(Interface dataset entries)
╔══

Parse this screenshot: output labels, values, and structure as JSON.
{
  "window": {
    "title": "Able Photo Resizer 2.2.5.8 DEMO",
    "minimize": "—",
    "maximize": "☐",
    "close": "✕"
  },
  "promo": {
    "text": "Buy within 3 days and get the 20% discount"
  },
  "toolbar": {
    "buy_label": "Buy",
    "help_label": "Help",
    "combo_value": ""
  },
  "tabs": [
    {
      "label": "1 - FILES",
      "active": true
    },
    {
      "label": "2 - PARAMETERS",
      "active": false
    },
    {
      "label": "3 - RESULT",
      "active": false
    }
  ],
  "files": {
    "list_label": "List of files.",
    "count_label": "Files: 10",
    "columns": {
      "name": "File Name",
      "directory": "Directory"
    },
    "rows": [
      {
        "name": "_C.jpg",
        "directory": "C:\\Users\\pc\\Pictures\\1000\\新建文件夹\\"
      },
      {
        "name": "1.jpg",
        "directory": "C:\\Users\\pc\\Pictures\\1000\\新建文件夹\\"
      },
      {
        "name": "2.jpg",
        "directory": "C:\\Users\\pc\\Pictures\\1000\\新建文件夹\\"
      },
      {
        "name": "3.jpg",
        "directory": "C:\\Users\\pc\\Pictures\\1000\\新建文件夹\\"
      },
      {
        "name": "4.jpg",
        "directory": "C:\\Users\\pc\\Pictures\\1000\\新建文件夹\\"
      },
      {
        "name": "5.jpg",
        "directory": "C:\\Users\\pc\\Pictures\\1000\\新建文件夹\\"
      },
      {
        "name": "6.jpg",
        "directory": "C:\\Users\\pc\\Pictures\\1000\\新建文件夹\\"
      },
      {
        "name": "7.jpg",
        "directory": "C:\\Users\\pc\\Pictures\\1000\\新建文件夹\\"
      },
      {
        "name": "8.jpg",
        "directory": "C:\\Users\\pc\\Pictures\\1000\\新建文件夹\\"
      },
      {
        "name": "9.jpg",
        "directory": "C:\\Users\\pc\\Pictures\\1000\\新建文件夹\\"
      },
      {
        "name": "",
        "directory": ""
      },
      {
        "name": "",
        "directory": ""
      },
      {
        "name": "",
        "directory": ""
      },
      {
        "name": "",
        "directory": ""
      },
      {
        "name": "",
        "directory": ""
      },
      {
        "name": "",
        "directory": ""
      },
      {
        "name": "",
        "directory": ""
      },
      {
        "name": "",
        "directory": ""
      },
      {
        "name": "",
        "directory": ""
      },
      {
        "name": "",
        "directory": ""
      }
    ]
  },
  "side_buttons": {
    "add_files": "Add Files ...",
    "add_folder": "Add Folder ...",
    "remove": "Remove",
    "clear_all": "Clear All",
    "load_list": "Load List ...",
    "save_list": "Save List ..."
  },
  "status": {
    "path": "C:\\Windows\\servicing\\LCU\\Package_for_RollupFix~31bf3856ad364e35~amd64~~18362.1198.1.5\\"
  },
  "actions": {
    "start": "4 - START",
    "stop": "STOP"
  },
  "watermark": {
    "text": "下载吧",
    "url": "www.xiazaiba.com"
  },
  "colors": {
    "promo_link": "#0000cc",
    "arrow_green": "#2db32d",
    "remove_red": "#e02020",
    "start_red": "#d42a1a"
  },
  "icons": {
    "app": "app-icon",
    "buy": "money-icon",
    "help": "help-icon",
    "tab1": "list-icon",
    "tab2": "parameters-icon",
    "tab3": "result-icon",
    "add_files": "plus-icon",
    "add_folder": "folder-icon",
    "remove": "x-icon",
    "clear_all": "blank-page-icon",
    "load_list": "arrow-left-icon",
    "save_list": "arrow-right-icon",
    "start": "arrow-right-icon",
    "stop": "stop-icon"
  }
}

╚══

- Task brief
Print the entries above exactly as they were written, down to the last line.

- Task result
Parse this screenshot: output labels, values, and structure as JSON.
{
  "window": {
    "title": "Able Photo Resizer 2.2.5.8 DEMO",
    "minimize": "—",
    "maximize": "☐",
    "close": "✕"
  },
  "promo": {
    "text": "Buy within 3 days and get the 20% discount"
  },
  "toolbar": {
    "buy_label": "Buy",
    "help_label": "Help",
    "combo_value": ""
  },
  "tabs": [
    {
      "label": "1 - FILES",
      "active": true
    },
    {
      "label": "2 - PARAMETERS",
      "active": false
    },
    {
      "label": "3 - RESULT",
      "active": false
    }
  ],
  "files": {
    "list_label": "List of files.",
    "count_label": "Files: 10",
    "columns": {
      "name": "File Name",
      "directory": "Directory"
    },
    "rows": [
      {
        "name": "_C.jpg",
        "directory": "C:\\Users\\pc\\Pictures\\1000\\新建文件夹\\"
      },
      {
        "name": "1.jpg",
        "directory": "C:\\Users\\pc\\Pictures\\1000\\新建文件夹\\"
      },
      {
        "name": "2.jpg",
        "directory": "C:\\Users\\pc\\Pictures\\1000\\新建文件夹\\"
      },
      {
        "name": "3.jpg",
        "directory": "C:\\Users\\pc\\Pictures\\1000\\新建文件夹\\"
      },
      {
        "name": "4.jpg",
        "directory": "C:\\Users\\pc\\Pictures\\1000\\新建文件夹\\"
      },
      {
        "name": "5.jpg",
        "directory": "C:\\Users\\pc\\Pictures\\1000\\新建文件夹\\"
      },
      {
        "name": "6.jpg",
        "directory": "C:\\Users\\pc\\Pictures\\1000\\新建文件夹\\"
      },
      {
        "name": "7.jpg",
        "directory": "C:\\Users\\pc\\Pictures\\1000\\新建文件夹\\"
      },
      {
        "name": "8.jpg",
        "directory": "C:\\Users\\pc\\Pictures\\1000\\新建文件夹\\"
      },
      {
        "name": "9.jpg",
        "directory": "C:\\Users\\pc\\Pictures\\1000\\新建文件夹\\"
      },
      {
        "name": "",
        "directory": ""
      },
      {
        "name": "",
        "directory": ""
      },
      {
        "name": "",
        "directory": ""
      },
      {
        "name": "",
        "directory": ""
      },
      {
        "name": "",
        "directory": ""
      },
      {
        "name": "",
        "directory": ""
      },
      {
        "name": "",
        "directory": ""
      },
      {
        "name": "",
        "directory": ""
      },
      {
        "name": "",
        "directory": ""
      },
      {
        "name": "",
        "directory": ""
      }
    ]
  },
  "side_buttons": {
    "add_files": "Add Files ...",
    "add_folder": "Add Folder ...",
    "remove": "Remove",
    "clear_all": "Clear All",
    "load_list": "Load List ...",
    "save_list": "Save List ..."
  },
  "status": {
    "path": "C:\\Windows\\servicing\\LCU\\Package_for_RollupFix~31bf3856ad364e35~amd64~~18362.1198.1.5\\"
  },
  "actions": {
    "start": "4 - START",
    "stop": "STOP"
  },
  "watermark": {
    "text": "下载吧",
    "url": "www.xiazaiba.com"
  },
  "colors": {
    "promo_link": "#0000cc",
    "arrow_green": "#2db32d",
    "remove_red": "#e02020",
    "start_red": "#d42a1a"
  },
  "icons": {
    "app": "app-icon",
    "buy": "money-icon",
    "help": "help-icon",
    "tab1": "list-icon",
    "tab2": "parameters-icon",
    "tab3": "result-icon",
    "add_files": "plus-icon",
    "add_folder": "folder-icon",
    "remove": "x-icon",
    "clear_all": "blank-page-icon",
    "load_list": "arrow-left-icon",
    "save_list": "arrow-right-icon",
    "start": "arrow-right-icon",
    "stop": "stop-icon"
  }
}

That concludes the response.